### What this task involves
For this exercise, copy each line of the records that contains the word "Prep".

——

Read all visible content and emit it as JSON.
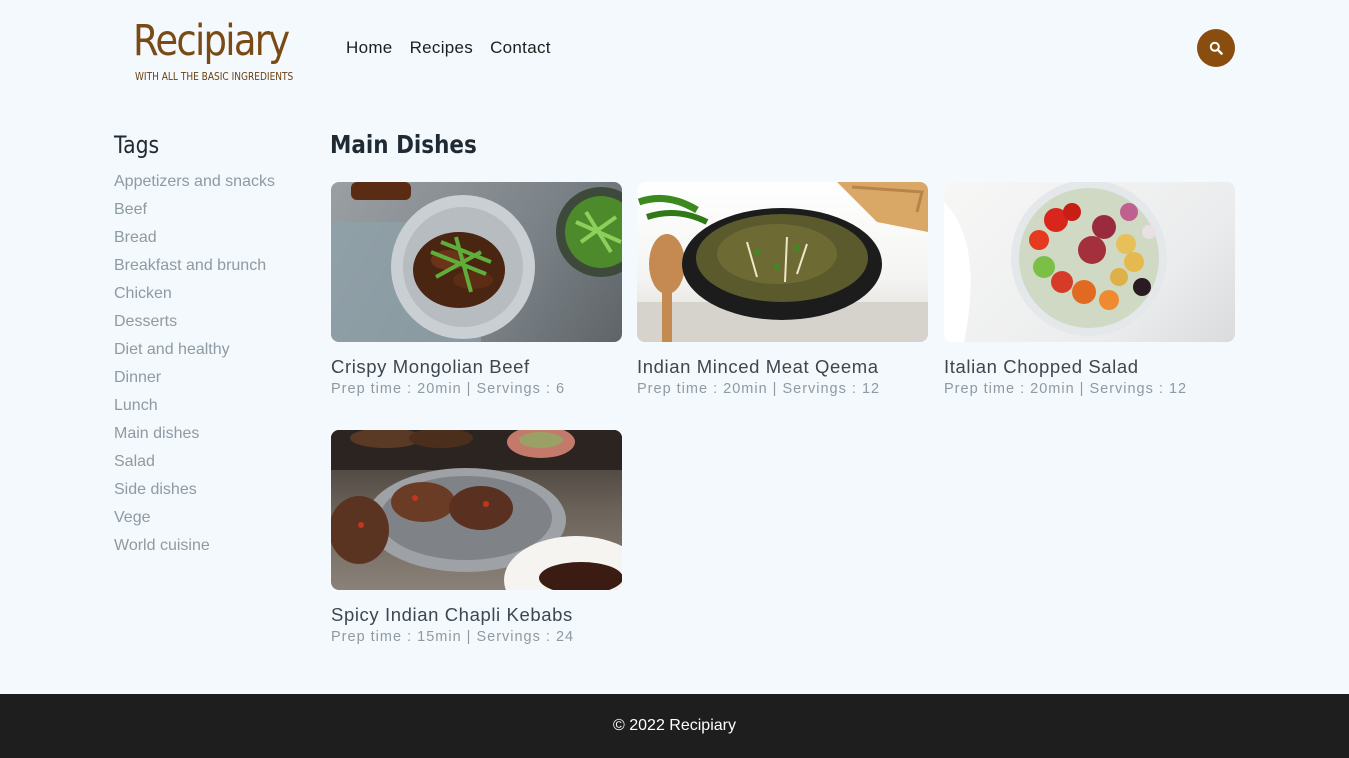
{
  "brand": {
    "name": "Recipiary",
    "tagline": "WITH ALL THE BASIC INGREDIENTS",
    "color": "#7a4a14"
  },
  "nav": {
    "items": [
      {
        "label": "Home"
      },
      {
        "label": "Recipes"
      },
      {
        "label": "Contact"
      }
    ],
    "search_icon": "search-icon",
    "search_color": "#8a4d10"
  },
  "sidebar": {
    "heading": "Tags",
    "tags": [
      {
        "label": "Appetizers and snacks"
      },
      {
        "label": "Beef"
      },
      {
        "label": "Bread"
      },
      {
        "label": "Breakfast and brunch"
      },
      {
        "label": "Chicken"
      },
      {
        "label": "Desserts"
      },
      {
        "label": "Diet and healthy"
      },
      {
        "label": "Dinner"
      },
      {
        "label": "Lunch"
      },
      {
        "label": "Main dishes"
      },
      {
        "label": "Salad"
      },
      {
        "label": "Side dishes"
      },
      {
        "label": "Vege"
      },
      {
        "label": "World cuisine"
      }
    ]
  },
  "main": {
    "heading": "Main Dishes",
    "recipes": [
      {
        "title": "Crispy Mongolian Beef",
        "meta": "Prep time : 20min | Servings : 6",
        "image": "mongolian-beef-photo"
      },
      {
        "title": "Indian Minced Meat Qeema",
        "meta": "Prep time : 20min | Servings : 12",
        "image": "qeema-photo"
      },
      {
        "title": "Italian Chopped Salad",
        "meta": "Prep time : 20min | Servings : 12",
        "image": "chopped-salad-photo"
      },
      {
        "title": "Spicy Indian Chapli Kebabs",
        "meta": "Prep time : 15min | Servings : 24",
        "image": "chapli-kebabs-photo"
      }
    ]
  },
  "footer": {
    "text": "© 2022 Recipiary"
  }
}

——

### Task answer
        "meta": "Prep time : 20min | Servings : 6",
        "meta": "Prep time : 20min | Servings : 12",
        "meta": "Prep time : 20min | Servings : 12",
        "meta": "Prep time : 15min | Servings : 24",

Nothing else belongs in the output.